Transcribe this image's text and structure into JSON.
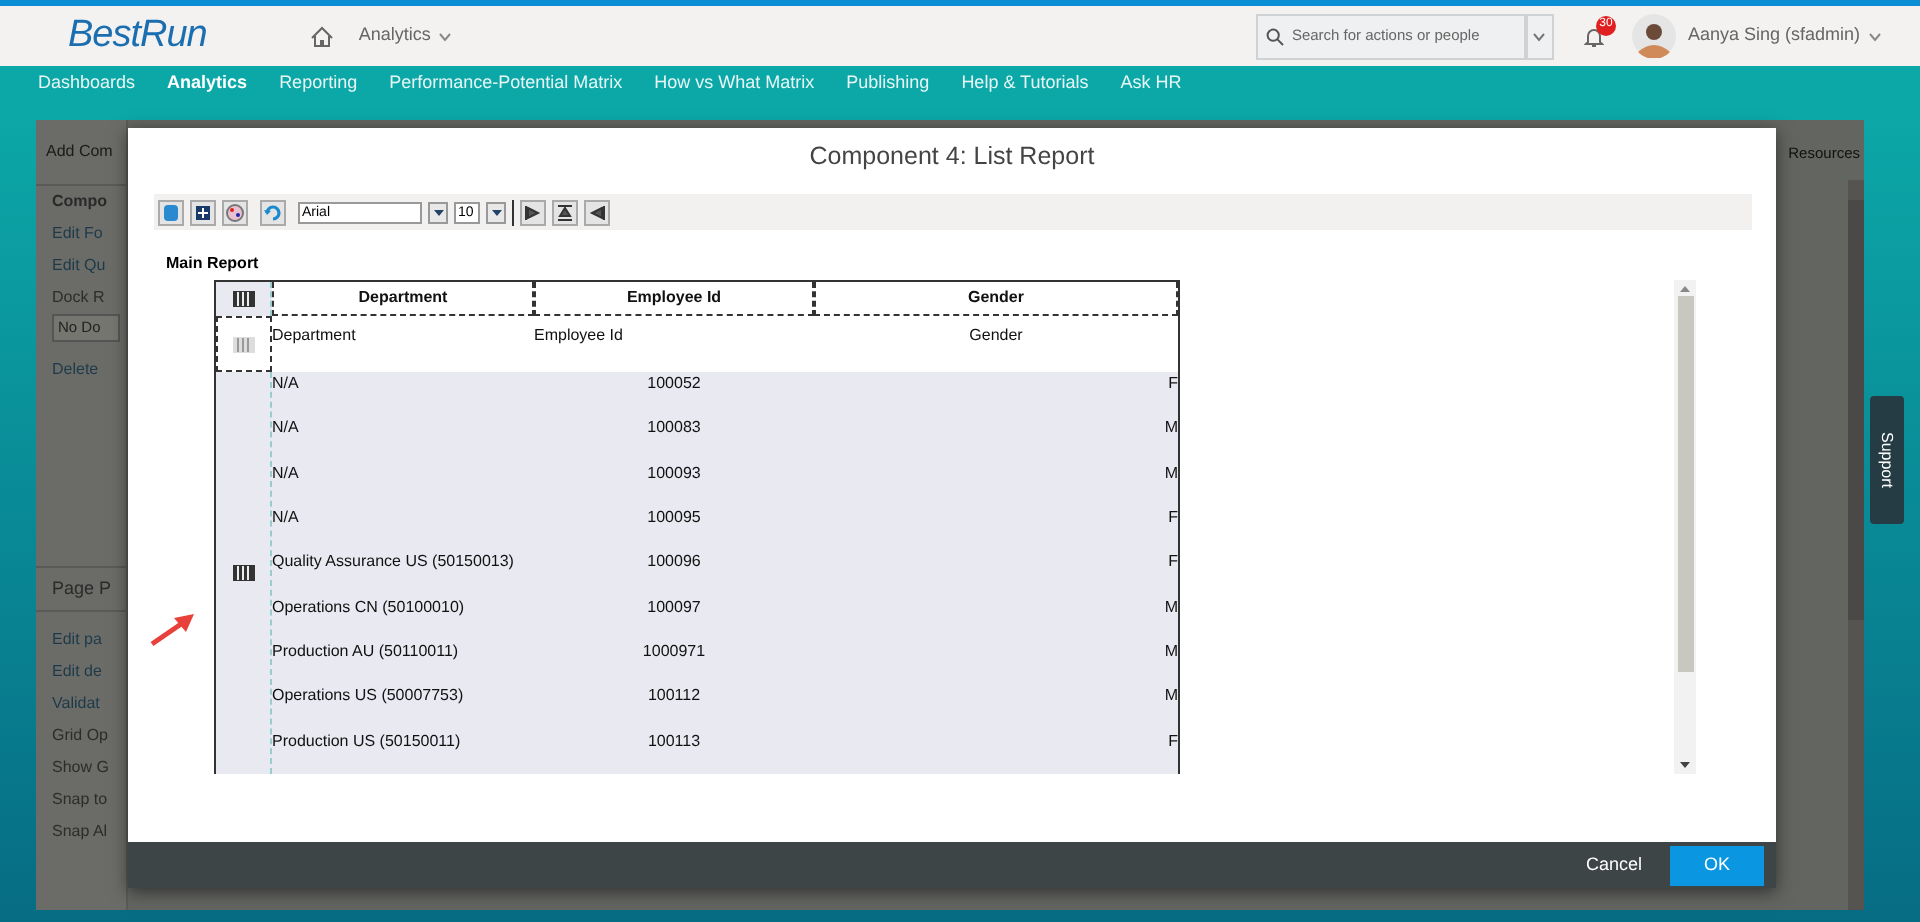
{
  "header": {
    "logo": "BestRun",
    "app_menu": "Analytics",
    "search": {
      "placeholder": "Search for actions or people"
    },
    "notifications": "30",
    "user": "Aanya Sing (sfadmin)"
  },
  "nav": [
    {
      "label": "Dashboards",
      "selected": false
    },
    {
      "label": "Analytics",
      "selected": true
    },
    {
      "label": "Reporting",
      "selected": false
    },
    {
      "label": "Performance-Potential Matrix",
      "selected": false
    },
    {
      "label": "How vs What Matrix",
      "selected": false
    },
    {
      "label": "Publishing",
      "selected": false
    },
    {
      "label": "Help & Tutorials",
      "selected": false
    },
    {
      "label": "Ask HR",
      "selected": false
    }
  ],
  "side_panel": {
    "header": "Add Com",
    "items": [
      {
        "label": "Compo",
        "kind": "heading"
      },
      {
        "label": "Edit Fo",
        "kind": "link"
      },
      {
        "label": "Edit Qu",
        "kind": "link"
      },
      {
        "label": "Dock R",
        "kind": "label"
      },
      {
        "label": "No Do",
        "kind": "select"
      },
      {
        "label": "Delete",
        "kind": "link"
      }
    ],
    "section": "Page P",
    "section_items": [
      {
        "label": "Edit pa",
        "kind": "link"
      },
      {
        "label": "Edit de",
        "kind": "link"
      },
      {
        "label": "Validat",
        "kind": "link"
      },
      {
        "label": "Grid Op",
        "kind": "label"
      },
      {
        "label": "Show G",
        "kind": "label"
      },
      {
        "label": "Snap to",
        "kind": "label"
      },
      {
        "label": "Snap Al",
        "kind": "label"
      }
    ],
    "right_tab": "Resources"
  },
  "support_tab": "Support",
  "dialog": {
    "title": "Component 4: List Report",
    "toolbar": {
      "font": "Arial",
      "size": "10"
    },
    "report_title": "Main Report",
    "table": {
      "header_cells": [
        "Department",
        "Employee Id",
        "Gender"
      ],
      "column_labels": [
        "Department",
        "Employee Id",
        "Gender"
      ],
      "rows": [
        [
          "N/A",
          "100052",
          "F"
        ],
        [
          "N/A",
          "100083",
          "M"
        ],
        [
          "N/A",
          "100093",
          "M"
        ],
        [
          "N/A",
          "100095",
          "F"
        ],
        [
          "Quality Assurance US (50150013)",
          "100096",
          "F"
        ],
        [
          "Operations CN (50100010)",
          "100097",
          "M"
        ],
        [
          "Production AU (50110011)",
          "1000971",
          "M"
        ],
        [
          "Operations US (50007753)",
          "100112",
          "M"
        ],
        [
          "Production US (50150011)",
          "100113",
          "F"
        ]
      ]
    },
    "buttons": [
      {
        "label": "Cancel",
        "kind": "link"
      },
      {
        "label": "OK",
        "kind": "primary"
      }
    ]
  }
}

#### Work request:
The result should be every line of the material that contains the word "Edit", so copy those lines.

#### Exercise solution:
        "label": "Edit Fo",
        "label": "Edit Qu",
        "label": "Edit pa",
        "label": "Edit de",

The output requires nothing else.